- _PROBLEM TO WORK ON_:
Among the entries below, find every line that contains the string "kodu", then copy it.

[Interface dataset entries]
****************************************
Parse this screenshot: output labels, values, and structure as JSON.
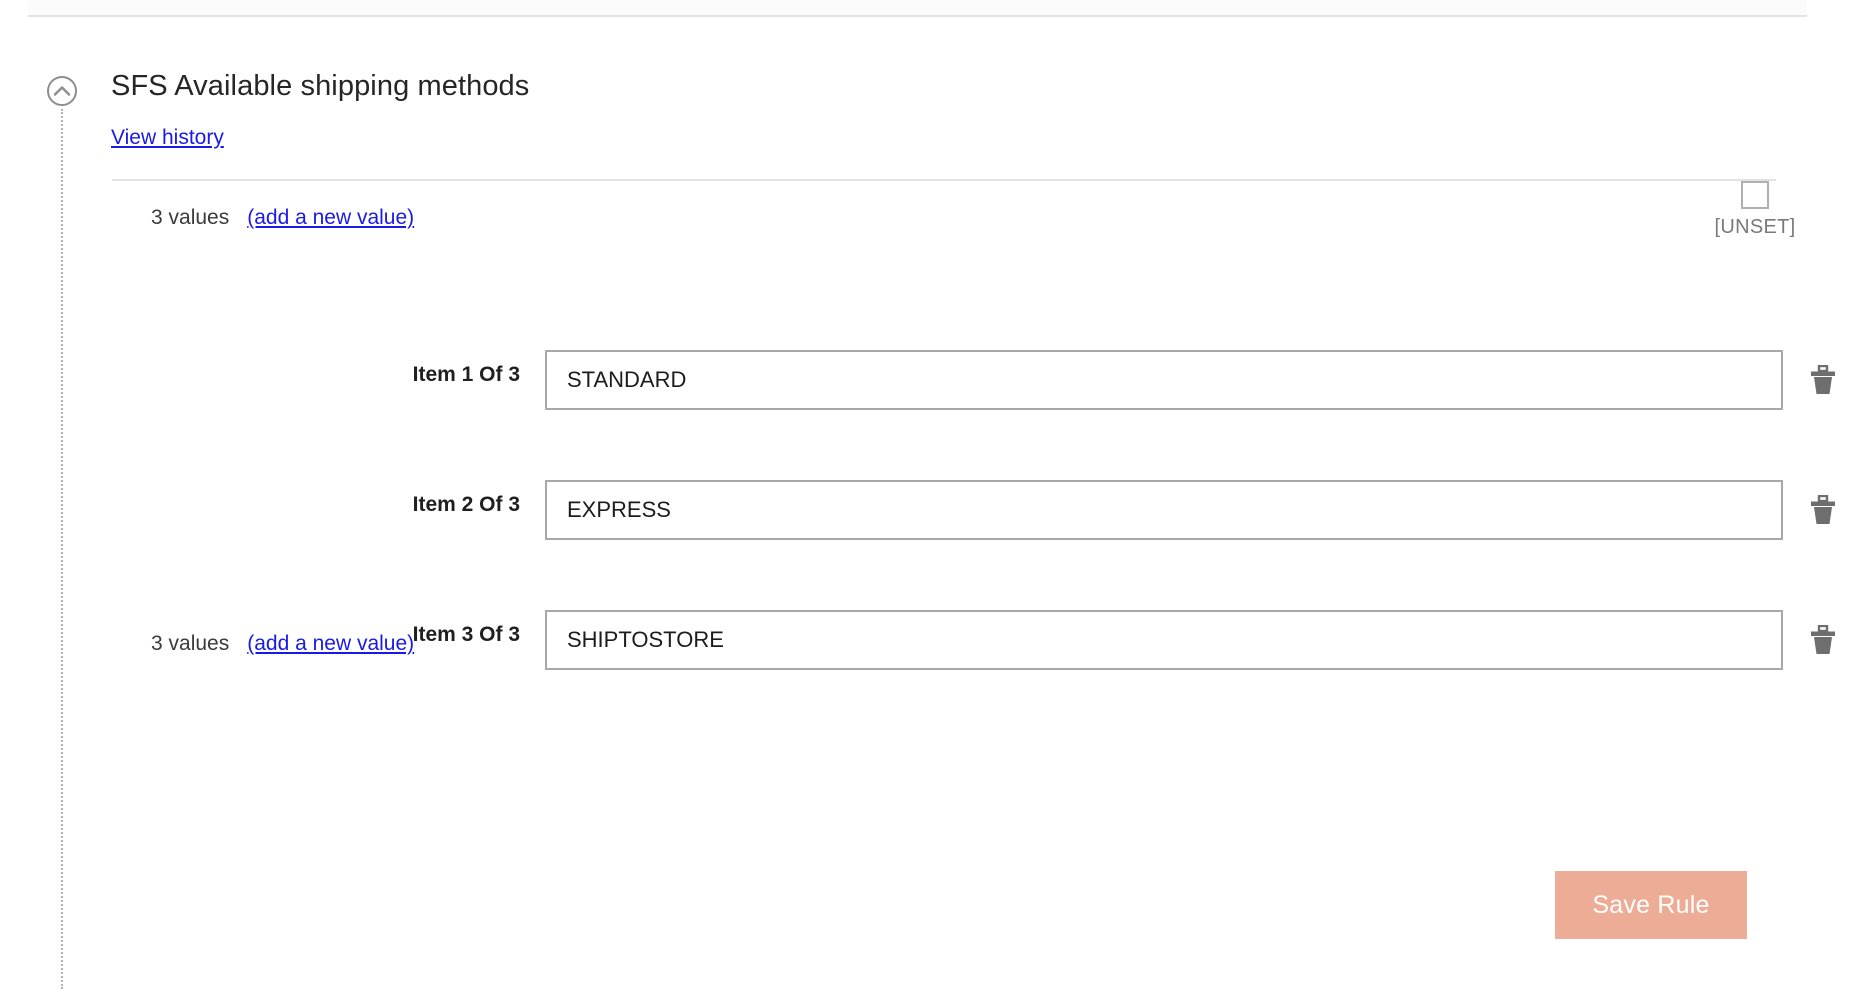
{
  "section": {
    "title": "SFS Available shipping methods",
    "history_link": "View history",
    "collapse_icon": "chevron-up-circle-icon"
  },
  "values_summary_top": {
    "count_label": "3 values",
    "add_link": "(add a new value)"
  },
  "values_summary_bottom": {
    "count_label": "3 values",
    "add_link": "(add a new value)"
  },
  "unset": {
    "label": "[UNSET]",
    "checked": false
  },
  "items": [
    {
      "label": "Item 1 Of 3",
      "value": "STANDARD",
      "delete_icon": "trash-icon"
    },
    {
      "label": "Item 2 Of 3",
      "value": "EXPRESS",
      "delete_icon": "trash-icon"
    },
    {
      "label": "Item 3 Of 3",
      "value": "SHIPTOSTORE",
      "delete_icon": "trash-icon"
    }
  ],
  "actions": {
    "save_label": "Save Rule"
  },
  "colors": {
    "link": "#1a1ae6",
    "save_button_bg": "#edac95",
    "save_button_text": "#ffffff",
    "input_border": "#a8a8a8",
    "divider": "#e2e2e2",
    "icon_gray": "#6e6e6e"
  }
}
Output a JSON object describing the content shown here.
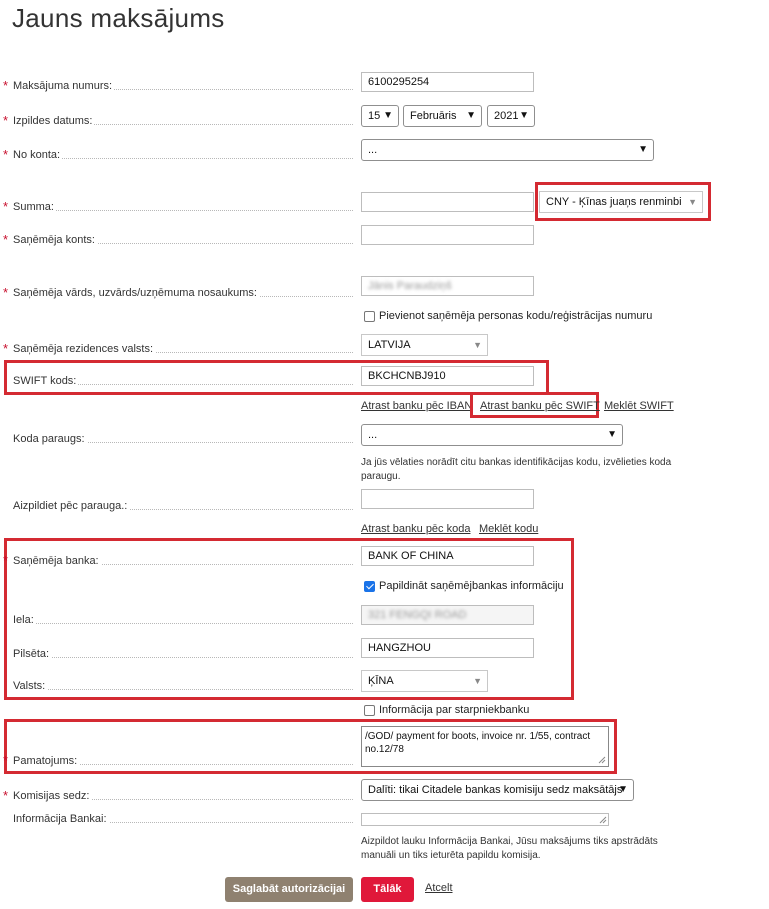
{
  "page": {
    "title": "Jauns maksājums"
  },
  "fields": {
    "payment_number": {
      "label": "Maksājuma numurs:",
      "value": "6100295254"
    },
    "execution_date": {
      "label": "Izpildes datums:",
      "day": "15",
      "month": "Februāris",
      "year": "2021"
    },
    "from_account": {
      "label": "No konta:",
      "value": "..."
    },
    "amount": {
      "label": "Summa:",
      "value": "",
      "currency": "CNY - Ķīnas juaņs renminbi"
    },
    "recipient_account": {
      "label": "Saņēmēja konts:",
      "value": ""
    },
    "recipient_name": {
      "label": "Saņēmēja vārds, uzvārds/uzņēmuma nosaukums:",
      "value": "Jānis Paraudziņš"
    },
    "add_personal_code": {
      "label": "Pievienot saņēmēja personas kodu/reģistrācijas numuru",
      "checked": false
    },
    "residence_country": {
      "label": "Saņēmēja rezidences valsts:",
      "value": "LATVIJA"
    },
    "swift": {
      "label": "SWIFT kods:",
      "value": "BKCHCNBJ910"
    },
    "swift_links": {
      "by_iban": "Atrast banku pēc IBAN",
      "by_swift": "Atrast banku pēc SWIFT",
      "search_swift": "Meklēt SWIFT"
    },
    "code_sample": {
      "label": "Koda paraugs:",
      "value": "...",
      "note": "Ja jūs vēlaties norādīt citu bankas identifikācijas kodu, izvēlieties koda paraugu."
    },
    "fill_by_sample": {
      "label": "Aizpildiet pēc parauga.:",
      "value": ""
    },
    "code_links": {
      "by_code": "Atrast banku pēc koda",
      "search_code": "Meklēt kodu"
    },
    "recipient_bank": {
      "label": "Saņēmēja banka:",
      "value": "BANK OF CHINA"
    },
    "supplement_bank_info": {
      "label": "Papildināt saņēmējbankas informāciju",
      "checked": true
    },
    "street": {
      "label": "Iela:",
      "value": "321 FENGQI ROAD"
    },
    "city": {
      "label": "Pilsēta:",
      "value": "HANGZHOU"
    },
    "country": {
      "label": "Valsts:",
      "value": "ĶĪNA"
    },
    "intermediary_info": {
      "label": "Informācija par starpniekbanku",
      "checked": false
    },
    "purpose": {
      "label": "Pamatojums:",
      "value": "/GOD/ payment for boots, invoice nr. 1/55, contract no.12/78"
    },
    "commission": {
      "label": "Komisijas sedz:",
      "value": "Dalīti: tikai Citadele bankas komisiju sedz maksātājs"
    },
    "bank_info": {
      "label": "Informācija Bankai:",
      "value": "",
      "note": "Aizpildot lauku Informācija Bankai, Jūsu maksājums tiks apstrādāts manuāli un tiks ieturēta papildu komisija."
    }
  },
  "actions": {
    "save": "Saglabāt autorizācijai",
    "next": "Tālāk",
    "cancel": "Atcelt"
  },
  "colors": {
    "highlight": "#d42a32",
    "next_button": "#e0183a",
    "save_button": "#8f8170",
    "required_star": "#c8102e"
  }
}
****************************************
- _RESULT FOR THIS EXERCISE_:
      "label": "Pievienot saņēmēja personas kodu/reģistrācijas numuru",
      "note": "Ja jūs vēlaties norādīt citu bankas identifikācijas kodu, izvēlieties koda paraugu."
      "search_code": "Meklēt kodu"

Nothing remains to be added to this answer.